Stockton, Calif. • BYU entered its West Coast Conference opener at Pacific having lost three straight games because of poorly played first halves.
Thursday night, a bad second half almost cost coach Dave Rose’s struggling team.
But the Cougars rallied after star forward Yoeli Childs fouled out with three minutes remaining and held off Pacific 90-87 at Spanos Center to improve to 1-0 in league play, 9-7 overall.
“We could have won that game a little bit easier, maybe a little bit prettier,” Rose said. “But I don’t remember a win where I have been more proud of our guys. Just so many things didn’t go our way.”
The Cougars almost gave the game away at the free-throw line, missing several down the stretch while the Tigers were making theirs in a foul-filled contest. Luke Worthington and Childs missed five free throws in the final four minutes -- three by Worthington and two by Childs — and Childs fouled out with three minutes remaining with 13 points and 12 rebounds.
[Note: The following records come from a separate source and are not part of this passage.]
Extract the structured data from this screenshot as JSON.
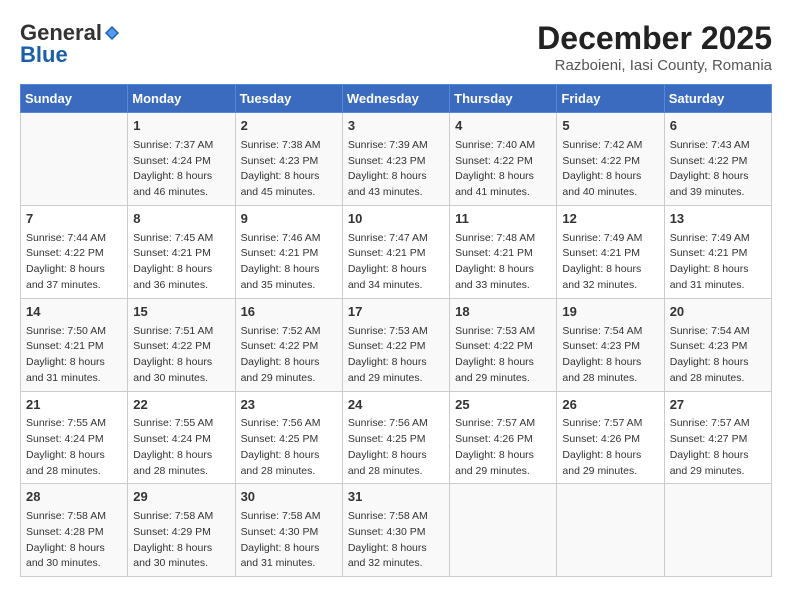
{
  "header": {
    "logo_general": "General",
    "logo_blue": "Blue",
    "month_title": "December 2025",
    "location": "Razboieni, Iasi County, Romania"
  },
  "days_of_week": [
    "Sunday",
    "Monday",
    "Tuesday",
    "Wednesday",
    "Thursday",
    "Friday",
    "Saturday"
  ],
  "weeks": [
    [
      {
        "day": "",
        "data": ""
      },
      {
        "day": "1",
        "data": "Sunrise: 7:37 AM\nSunset: 4:24 PM\nDaylight: 8 hours\nand 46 minutes."
      },
      {
        "day": "2",
        "data": "Sunrise: 7:38 AM\nSunset: 4:23 PM\nDaylight: 8 hours\nand 45 minutes."
      },
      {
        "day": "3",
        "data": "Sunrise: 7:39 AM\nSunset: 4:23 PM\nDaylight: 8 hours\nand 43 minutes."
      },
      {
        "day": "4",
        "data": "Sunrise: 7:40 AM\nSunset: 4:22 PM\nDaylight: 8 hours\nand 41 minutes."
      },
      {
        "day": "5",
        "data": "Sunrise: 7:42 AM\nSunset: 4:22 PM\nDaylight: 8 hours\nand 40 minutes."
      },
      {
        "day": "6",
        "data": "Sunrise: 7:43 AM\nSunset: 4:22 PM\nDaylight: 8 hours\nand 39 minutes."
      }
    ],
    [
      {
        "day": "7",
        "data": "Sunrise: 7:44 AM\nSunset: 4:22 PM\nDaylight: 8 hours\nand 37 minutes."
      },
      {
        "day": "8",
        "data": "Sunrise: 7:45 AM\nSunset: 4:21 PM\nDaylight: 8 hours\nand 36 minutes."
      },
      {
        "day": "9",
        "data": "Sunrise: 7:46 AM\nSunset: 4:21 PM\nDaylight: 8 hours\nand 35 minutes."
      },
      {
        "day": "10",
        "data": "Sunrise: 7:47 AM\nSunset: 4:21 PM\nDaylight: 8 hours\nand 34 minutes."
      },
      {
        "day": "11",
        "data": "Sunrise: 7:48 AM\nSunset: 4:21 PM\nDaylight: 8 hours\nand 33 minutes."
      },
      {
        "day": "12",
        "data": "Sunrise: 7:49 AM\nSunset: 4:21 PM\nDaylight: 8 hours\nand 32 minutes."
      },
      {
        "day": "13",
        "data": "Sunrise: 7:49 AM\nSunset: 4:21 PM\nDaylight: 8 hours\nand 31 minutes."
      }
    ],
    [
      {
        "day": "14",
        "data": "Sunrise: 7:50 AM\nSunset: 4:21 PM\nDaylight: 8 hours\nand 31 minutes."
      },
      {
        "day": "15",
        "data": "Sunrise: 7:51 AM\nSunset: 4:22 PM\nDaylight: 8 hours\nand 30 minutes."
      },
      {
        "day": "16",
        "data": "Sunrise: 7:52 AM\nSunset: 4:22 PM\nDaylight: 8 hours\nand 29 minutes."
      },
      {
        "day": "17",
        "data": "Sunrise: 7:53 AM\nSunset: 4:22 PM\nDaylight: 8 hours\nand 29 minutes."
      },
      {
        "day": "18",
        "data": "Sunrise: 7:53 AM\nSunset: 4:22 PM\nDaylight: 8 hours\nand 29 minutes."
      },
      {
        "day": "19",
        "data": "Sunrise: 7:54 AM\nSunset: 4:23 PM\nDaylight: 8 hours\nand 28 minutes."
      },
      {
        "day": "20",
        "data": "Sunrise: 7:54 AM\nSunset: 4:23 PM\nDaylight: 8 hours\nand 28 minutes."
      }
    ],
    [
      {
        "day": "21",
        "data": "Sunrise: 7:55 AM\nSunset: 4:24 PM\nDaylight: 8 hours\nand 28 minutes."
      },
      {
        "day": "22",
        "data": "Sunrise: 7:55 AM\nSunset: 4:24 PM\nDaylight: 8 hours\nand 28 minutes."
      },
      {
        "day": "23",
        "data": "Sunrise: 7:56 AM\nSunset: 4:25 PM\nDaylight: 8 hours\nand 28 minutes."
      },
      {
        "day": "24",
        "data": "Sunrise: 7:56 AM\nSunset: 4:25 PM\nDaylight: 8 hours\nand 28 minutes."
      },
      {
        "day": "25",
        "data": "Sunrise: 7:57 AM\nSunset: 4:26 PM\nDaylight: 8 hours\nand 29 minutes."
      },
      {
        "day": "26",
        "data": "Sunrise: 7:57 AM\nSunset: 4:26 PM\nDaylight: 8 hours\nand 29 minutes."
      },
      {
        "day": "27",
        "data": "Sunrise: 7:57 AM\nSunset: 4:27 PM\nDaylight: 8 hours\nand 29 minutes."
      }
    ],
    [
      {
        "day": "28",
        "data": "Sunrise: 7:58 AM\nSunset: 4:28 PM\nDaylight: 8 hours\nand 30 minutes."
      },
      {
        "day": "29",
        "data": "Sunrise: 7:58 AM\nSunset: 4:29 PM\nDaylight: 8 hours\nand 30 minutes."
      },
      {
        "day": "30",
        "data": "Sunrise: 7:58 AM\nSunset: 4:30 PM\nDaylight: 8 hours\nand 31 minutes."
      },
      {
        "day": "31",
        "data": "Sunrise: 7:58 AM\nSunset: 4:30 PM\nDaylight: 8 hours\nand 32 minutes."
      },
      {
        "day": "",
        "data": ""
      },
      {
        "day": "",
        "data": ""
      },
      {
        "day": "",
        "data": ""
      }
    ]
  ]
}
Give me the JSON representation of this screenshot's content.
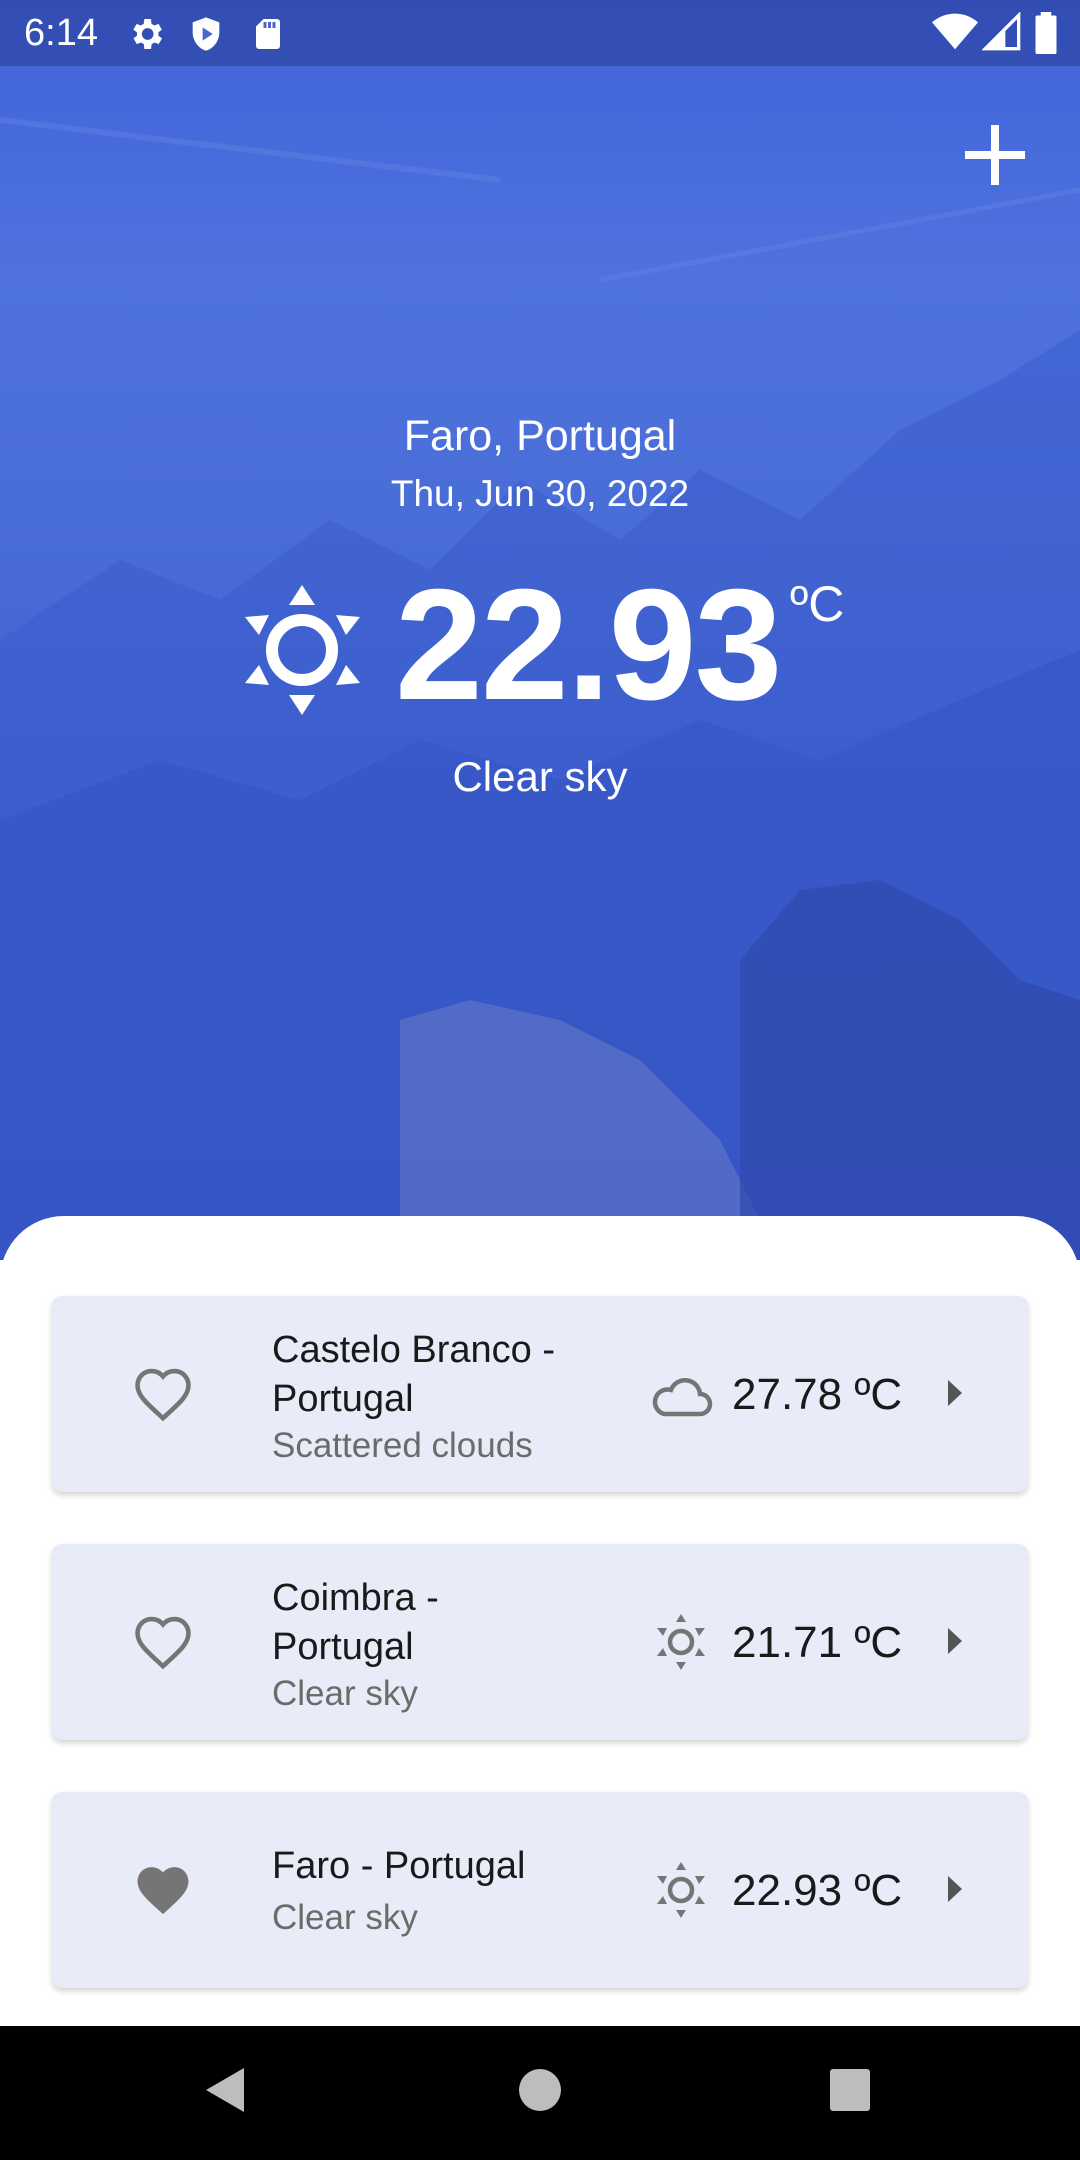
{
  "status_bar": {
    "time": "6:14",
    "left_icons": [
      "gear-icon",
      "shield-play-icon",
      "sd-card-icon"
    ],
    "right_icons": [
      "wifi-icon",
      "signal-icon",
      "battery-icon"
    ]
  },
  "header": {
    "add_icon": "plus-icon"
  },
  "current": {
    "location": "Faro, Portugal",
    "date": "Thu, Jun 30, 2022",
    "temperature": "22.93",
    "unit": "ºC",
    "condition": "Clear sky",
    "icon": "sun-icon"
  },
  "cities": [
    {
      "name": "Castelo Branco - Portugal",
      "line1": "Castelo Branco -",
      "line2": "Portugal",
      "description": "Scattered clouds",
      "temperature": "27.78 ºC",
      "icon": "cloud-icon",
      "favorite": false
    },
    {
      "name": "Coimbra - Portugal",
      "line1": "Coimbra -",
      "line2": "Portugal",
      "description": "Clear sky",
      "temperature": "21.71 ºC",
      "icon": "sun-icon",
      "favorite": false
    },
    {
      "name": "Faro - Portugal",
      "line1": "Faro - Portugal",
      "line2": "",
      "description": "Clear sky",
      "temperature": "22.93 ºC",
      "icon": "sun-icon",
      "favorite": true
    }
  ],
  "colors": {
    "hero_blue": "#4a6ed8",
    "card_bg": "#e8ecf8",
    "icon_gray": "#757575"
  },
  "nav_bar": {
    "buttons": [
      "back-icon",
      "home-icon",
      "recents-icon"
    ]
  }
}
But Jahshire Hardnett sank four free throws in the final 47 seconds and the Cougars escaped with the win, having lost 67-66 here last year. BYU was 23 of 34 from the free throw line, while Pacific was 31 of 38 in a game that featured 58 fouls.
“It was definitely frustrating, but it made us lock in as a team and force ourselves to grind it out,” said Hardnett, who was 8 of 9 from the line and finished with 17 points after not starting for the first time this season.
Rose benched Hardnett — the guard said it was because he picked up a technical foul against Mississippi State last week — but needed him late with Childs having fouled out.
“It was fine,” Hardnett said of the benching.
BYU was whistled for 31 fouls, Pacific 27.
“It was a real physical game, especially in the first half. Fifteen fouls for us. They were getting to the free-throw line it seemed like every possession,” Rose said. “They cut into that lead of ours with free throws.”
Zach Cameron hit a free throw with 3:12 remaining to give Pacific its first lead of the game, 79-78.
BYU regained the lead when TJ Haws hit an NBA-range 3-pointer with just under three minutes remaining. Worthington hit one of two free throws with 2:07 left to give BYU an 82-81 lead, and Zac Seljaas followed with a long two to make it 84-81 with 1:25 remaining. Then the Cougars hung on.
“I believe in this team that we can shoot lights out every game,” said Haws, who was 4 of 8 from deep, part of BYU’s 11-of-25 effort from beyond the arc.
Haws led BYU with 24 points and six assists, while Roberto Gallinat scored 21 of his team-high 22 points in the second half for Pacific. Gallinat and freshman Ajare Sanni missed free throws in the final 34 seconds.
“Especially coming off a couple tough losses in different games on the road, these guys showed a lot of heart and lot of guts and a lot of character,” Rose said of his squad, which plays at Saint Mary’s on Saturday. “There are things we can knit-pick with the game itself, but the outcome was good and I am just really proud of them.”
The Cougars opened the game like they would have no trouble winning in Stockton for the first time since a 62-47 victory in 2017.
Rose changed his starting lineup, going with seniors McKay Cannon and Worthington and bringing usual starters Hardnett and Seljaas off the bench.
Cannon rewarded the coach by sinking two 3-pointers before the first media timeout, then didn’t take another shot the rest of the game.
“There are a couple things going on. Some of them are health issues. I don’t really want to get into what is going on,” Rose said. “The most important thing for us, starting a new year, starting with confidence, was to just compete together as a group. Those two seniors, McKay and Luke, just helped us. … I just felt like the three days of practicing, and then coming over here, I wanted to have a different feel to our team, instead of feeling sorry for ourselves. Because that’s kinda where we have been.”
Dalton Nixon, who was cleared to play after missing the 103-81 loss at Mississippi State for personal reasons, made a dunk with 3:40 left in the half to give the Cougars a 46-25 lead.
But the Cougars faltered the last few minutes of the half and Pacific closed the half on a 12-3 run by getting several easy baskets off BYU turnovers and getting to the free-throw line frequently.
The Tigers were 14 of 17 from the line in the first half, BYU just 4 of 8.
“We knew they would make some runs,” Haws said. “I think we responded really well.”